## Exercise objective
Print out the entries, word for word.
----
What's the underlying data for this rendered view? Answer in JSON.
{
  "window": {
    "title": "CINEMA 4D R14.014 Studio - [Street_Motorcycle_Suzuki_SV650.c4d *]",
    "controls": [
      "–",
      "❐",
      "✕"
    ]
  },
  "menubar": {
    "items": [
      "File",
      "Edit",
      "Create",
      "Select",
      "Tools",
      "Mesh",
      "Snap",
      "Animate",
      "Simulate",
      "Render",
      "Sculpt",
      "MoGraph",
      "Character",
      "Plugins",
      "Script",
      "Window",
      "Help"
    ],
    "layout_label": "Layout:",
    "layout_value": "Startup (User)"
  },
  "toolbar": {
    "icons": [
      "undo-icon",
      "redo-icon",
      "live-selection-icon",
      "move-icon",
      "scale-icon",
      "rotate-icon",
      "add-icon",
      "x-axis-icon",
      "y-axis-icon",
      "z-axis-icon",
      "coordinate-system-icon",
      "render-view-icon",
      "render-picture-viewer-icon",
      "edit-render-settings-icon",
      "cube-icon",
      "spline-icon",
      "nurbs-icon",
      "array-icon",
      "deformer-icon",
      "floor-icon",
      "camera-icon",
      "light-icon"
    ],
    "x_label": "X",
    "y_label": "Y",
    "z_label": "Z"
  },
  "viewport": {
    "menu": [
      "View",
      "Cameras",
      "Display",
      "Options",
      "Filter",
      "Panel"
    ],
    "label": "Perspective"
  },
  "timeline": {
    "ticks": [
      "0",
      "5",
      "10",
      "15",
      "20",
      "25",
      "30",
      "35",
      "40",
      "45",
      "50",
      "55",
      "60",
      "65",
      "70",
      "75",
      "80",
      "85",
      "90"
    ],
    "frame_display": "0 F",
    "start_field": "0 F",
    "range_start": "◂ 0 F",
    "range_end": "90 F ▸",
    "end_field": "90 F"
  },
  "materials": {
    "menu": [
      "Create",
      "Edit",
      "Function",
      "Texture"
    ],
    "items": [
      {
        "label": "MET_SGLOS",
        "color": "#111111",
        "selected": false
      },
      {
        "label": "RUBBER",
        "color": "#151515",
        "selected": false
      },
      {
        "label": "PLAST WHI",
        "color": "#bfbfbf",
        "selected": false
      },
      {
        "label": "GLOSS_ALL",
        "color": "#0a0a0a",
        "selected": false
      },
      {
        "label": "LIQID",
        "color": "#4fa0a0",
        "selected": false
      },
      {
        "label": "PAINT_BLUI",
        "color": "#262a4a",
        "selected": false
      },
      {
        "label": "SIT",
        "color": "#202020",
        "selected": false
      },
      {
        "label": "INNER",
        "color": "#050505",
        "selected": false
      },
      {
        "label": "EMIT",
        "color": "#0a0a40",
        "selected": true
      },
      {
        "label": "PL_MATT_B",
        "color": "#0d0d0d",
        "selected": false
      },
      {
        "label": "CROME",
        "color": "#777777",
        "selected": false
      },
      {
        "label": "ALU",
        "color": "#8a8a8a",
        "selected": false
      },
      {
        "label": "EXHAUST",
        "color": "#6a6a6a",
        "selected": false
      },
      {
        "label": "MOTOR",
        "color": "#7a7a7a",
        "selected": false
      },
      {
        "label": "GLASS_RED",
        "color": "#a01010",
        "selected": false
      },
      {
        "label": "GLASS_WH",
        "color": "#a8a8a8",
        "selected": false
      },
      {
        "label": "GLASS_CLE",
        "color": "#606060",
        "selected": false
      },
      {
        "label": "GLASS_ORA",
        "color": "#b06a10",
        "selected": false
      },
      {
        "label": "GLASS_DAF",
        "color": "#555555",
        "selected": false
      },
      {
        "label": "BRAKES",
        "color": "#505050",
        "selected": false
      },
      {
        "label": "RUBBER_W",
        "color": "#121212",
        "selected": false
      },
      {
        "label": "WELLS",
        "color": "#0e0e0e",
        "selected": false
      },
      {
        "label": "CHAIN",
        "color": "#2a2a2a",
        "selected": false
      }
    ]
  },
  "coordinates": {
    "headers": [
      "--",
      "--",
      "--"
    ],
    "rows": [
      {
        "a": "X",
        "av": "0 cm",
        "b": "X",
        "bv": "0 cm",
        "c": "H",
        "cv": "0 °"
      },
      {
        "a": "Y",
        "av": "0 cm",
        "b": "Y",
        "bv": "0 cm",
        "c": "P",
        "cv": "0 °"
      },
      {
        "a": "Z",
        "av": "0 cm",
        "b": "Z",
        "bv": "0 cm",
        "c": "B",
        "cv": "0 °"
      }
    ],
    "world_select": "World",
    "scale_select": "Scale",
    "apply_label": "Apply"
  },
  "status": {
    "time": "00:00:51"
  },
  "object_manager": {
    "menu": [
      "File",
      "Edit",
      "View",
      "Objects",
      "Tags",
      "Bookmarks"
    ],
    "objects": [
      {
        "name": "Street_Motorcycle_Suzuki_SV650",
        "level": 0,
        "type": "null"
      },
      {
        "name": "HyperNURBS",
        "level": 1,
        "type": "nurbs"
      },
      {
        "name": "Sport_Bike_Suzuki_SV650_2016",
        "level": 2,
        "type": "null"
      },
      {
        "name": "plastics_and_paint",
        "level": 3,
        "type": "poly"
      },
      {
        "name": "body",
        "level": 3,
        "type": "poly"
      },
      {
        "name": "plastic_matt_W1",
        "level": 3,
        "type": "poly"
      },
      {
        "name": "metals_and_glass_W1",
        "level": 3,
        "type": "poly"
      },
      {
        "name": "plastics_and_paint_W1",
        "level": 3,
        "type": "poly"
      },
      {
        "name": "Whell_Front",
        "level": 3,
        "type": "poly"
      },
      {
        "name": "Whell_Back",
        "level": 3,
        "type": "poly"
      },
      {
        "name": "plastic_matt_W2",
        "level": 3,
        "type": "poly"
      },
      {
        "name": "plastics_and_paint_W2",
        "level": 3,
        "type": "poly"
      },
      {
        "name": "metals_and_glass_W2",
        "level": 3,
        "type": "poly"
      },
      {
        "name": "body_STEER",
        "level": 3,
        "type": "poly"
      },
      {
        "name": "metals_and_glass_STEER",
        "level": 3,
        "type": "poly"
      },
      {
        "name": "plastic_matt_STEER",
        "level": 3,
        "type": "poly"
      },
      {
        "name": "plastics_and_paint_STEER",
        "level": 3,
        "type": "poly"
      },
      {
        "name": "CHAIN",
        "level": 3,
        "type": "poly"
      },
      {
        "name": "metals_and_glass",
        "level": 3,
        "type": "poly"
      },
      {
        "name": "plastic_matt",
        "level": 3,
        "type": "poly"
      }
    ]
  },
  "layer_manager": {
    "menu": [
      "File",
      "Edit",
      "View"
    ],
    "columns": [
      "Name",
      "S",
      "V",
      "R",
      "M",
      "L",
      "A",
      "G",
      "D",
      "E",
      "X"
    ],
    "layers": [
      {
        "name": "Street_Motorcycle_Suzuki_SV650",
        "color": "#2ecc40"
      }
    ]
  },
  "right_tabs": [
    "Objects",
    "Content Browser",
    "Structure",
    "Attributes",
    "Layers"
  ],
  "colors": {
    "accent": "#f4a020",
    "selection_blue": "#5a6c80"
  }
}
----
## Written response
What's the underlying data for this rendered view? Answer in JSON.
{
  "window": {
    "title": "CINEMA 4D R14.014 Studio - [Street_Motorcycle_Suzuki_SV650.c4d *]",
    "controls": [
      "–",
      "❐",
      "✕"
    ]
  },
  "menubar": {
    "items": [
      "File",
      "Edit",
      "Create",
      "Select",
      "Tools",
      "Mesh",
      "Snap",
      "Animate",
      "Simulate",
      "Render",
      "Sculpt",
      "MoGraph",
      "Character",
      "Plugins",
      "Script",
      "Window",
      "Help"
    ],
    "layout_label": "Layout:",
    "layout_value": "Startup (User)"
  },
  "toolbar": {
    "icons": [
      "undo-icon",
      "redo-icon",
      "live-selection-icon",
      "move-icon",
      "scale-icon",
      "rotate-icon",
      "add-icon",
      "x-axis-icon",
      "y-axis-icon",
      "z-axis-icon",
      "coordinate-system-icon",
      "render-view-icon",
      "render-picture-viewer-icon",
      "edit-render-settings-icon",
      "cube-icon",
      "spline-icon",
      "nurbs-icon",
      "array-icon",
      "deformer-icon",
      "floor-icon",
      "camera-icon",
      "light-icon"
    ],
    "x_label": "X",
    "y_label": "Y",
    "z_label": "Z"
  },
  "viewport": {
    "menu": [
      "View",
      "Cameras",
      "Display",
      "Options",
      "Filter",
      "Panel"
    ],
    "label": "Perspective"
  },
  "timeline": {
    "ticks": [
      "0",
      "5",
      "10",
      "15",
      "20",
      "25",
      "30",
      "35",
      "40",
      "45",
      "50",
      "55",
      "60",
      "65",
      "70",
      "75",
      "80",
      "85",
      "90"
    ],
    "frame_display": "0 F",
    "start_field": "0 F",
    "range_start": "◂ 0 F",
    "range_end": "90 F ▸",
    "end_field": "90 F"
  },
  "materials": {
    "menu": [
      "Create",
      "Edit",
      "Function",
      "Texture"
    ],
    "items": [
      {
        "label": "MET_SGLOS",
        "color": "#111111",
        "selected": false
      },
      {
        "label": "RUBBER",
        "color": "#151515",
        "selected": false
      },
      {
        "label": "PLAST WHI",
        "color": "#bfbfbf",
        "selected": false
      },
      {
        "label": "GLOSS_ALL",
        "color": "#0a0a0a",
        "selected": false
      },
      {
        "label": "LIQID",
        "color": "#4fa0a0",
        "selected": false
      },
      {
        "label": "PAINT_BLUI",
        "color": "#262a4a",
        "selected": false
      },
      {
        "label": "SIT",
        "color": "#202020",
        "selected": false
      },
      {
        "label": "INNER",
        "color": "#050505",
        "selected": false
      },
      {
        "label": "EMIT",
        "color": "#0a0a40",
        "selected": true
      },
      {
        "label": "PL_MATT_B",
        "color": "#0d0d0d",
        "selected": false
      },
      {
        "label": "CROME",
        "color": "#777777",
        "selected": false
      },
      {
        "label": "ALU",
        "color": "#8a8a8a",
        "selected": false
      },
      {
        "label": "EXHAUST",
        "color": "#6a6a6a",
        "selected": false
      },
      {
        "label": "MOTOR",
        "color": "#7a7a7a",
        "selected": false
      },
      {
        "label": "GLASS_RED",
        "color": "#a01010",
        "selected": false
      },
      {
        "label": "GLASS_WH",
        "color": "#a8a8a8",
        "selected": false
      },
      {
        "label": "GLASS_CLE",
        "color": "#606060",
        "selected": false
      },
      {
        "label": "GLASS_ORA",
        "color": "#b06a10",
        "selected": false
      },
      {
        "label": "GLASS_DAF",
        "color": "#555555",
        "selected": false
      },
      {
        "label": "BRAKES",
        "color": "#505050",
        "selected": false
      },
      {
        "label": "RUBBER_W",
        "color": "#121212",
        "selected": false
      },
      {
        "label": "WELLS",
        "color": "#0e0e0e",
        "selected": false
      },
      {
        "label": "CHAIN",
        "color": "#2a2a2a",
        "selected": false
      }
    ]
  },
  "coordinates": {
    "headers": [
      "--",
      "--",
      "--"
    ],
    "rows": [
      {
        "a": "X",
        "av": "0 cm",
        "b": "X",
        "bv": "0 cm",
        "c": "H",
        "cv": "0 °"
      },
      {
        "a": "Y",
        "av": "0 cm",
        "b": "Y",
        "bv": "0 cm",
        "c": "P",
        "cv": "0 °"
      },
      {
        "a": "Z",
        "av": "0 cm",
        "b": "Z",
        "bv": "0 cm",
        "c": "B",
        "cv": "0 °"
      }
    ],
    "world_select": "World",
    "scale_select": "Scale",
    "apply_label": "Apply"
  },
  "status": {
    "time": "00:00:51"
  },
  "object_manager": {
    "menu": [
      "File",
      "Edit",
      "View",
      "Objects",
      "Tags",
      "Bookmarks"
    ],
    "objects": [
      {
        "name": "Street_Motorcycle_Suzuki_SV650",
        "level": 0,
        "type": "null"
      },
      {
        "name": "HyperNURBS",
        "level": 1,
        "type": "nurbs"
      },
      {
        "name": "Sport_Bike_Suzuki_SV650_2016",
        "level": 2,
        "type": "null"
      },
      {
        "name": "plastics_and_paint",
        "level": 3,
        "type": "poly"
      },
      {
        "name": "body",
        "level": 3,
        "type": "poly"
      },
      {
        "name": "plastic_matt_W1",
        "level": 3,
        "type": "poly"
      },
      {
        "name": "metals_and_glass_W1",
        "level": 3,
        "type": "poly"
      },
      {
        "name": "plastics_and_paint_W1",
        "level": 3,
        "type": "poly"
      },
      {
        "name": "Whell_Front",
        "level": 3,
        "type": "poly"
      },
      {
        "name": "Whell_Back",
        "level": 3,
        "type": "poly"
      },
      {
        "name": "plastic_matt_W2",
        "level": 3,
        "type": "poly"
      },
      {
        "name": "plastics_and_paint_W2",
        "level": 3,
        "type": "poly"
      },
      {
        "name": "metals_and_glass_W2",
        "level": 3,
        "type": "poly"
      },
      {
        "name": "body_STEER",
        "level": 3,
        "type": "poly"
      },
      {
        "name": "metals_and_glass_STEER",
        "level": 3,
        "type": "poly"
      },
      {
        "name": "plastic_matt_STEER",
        "level": 3,
        "type": "poly"
      },
      {
        "name": "plastics_and_paint_STEER",
        "level": 3,
        "type": "poly"
      },
      {
        "name": "CHAIN",
        "level": 3,
        "type": "poly"
      },
      {
        "name": "metals_and_glass",
        "level": 3,
        "type": "poly"
      },
      {
        "name": "plastic_matt",
        "level": 3,
        "type": "poly"
      }
    ]
  },
  "layer_manager": {
    "menu": [
      "File",
      "Edit",
      "View"
    ],
    "columns": [
      "Name",
      "S",
      "V",
      "R",
      "M",
      "L",
      "A",
      "G",
      "D",
      "E",
      "X"
    ],
    "layers": [
      {
        "name": "Street_Motorcycle_Suzuki_SV650",
        "color": "#2ecc40"
      }
    ]
  },
  "right_tabs": [
    "Objects",
    "Content Browser",
    "Structure",
    "Attributes",
    "Layers"
  ],
  "colors": {
    "accent": "#f4a020",
    "selection_blue": "#5a6c80"
  }
}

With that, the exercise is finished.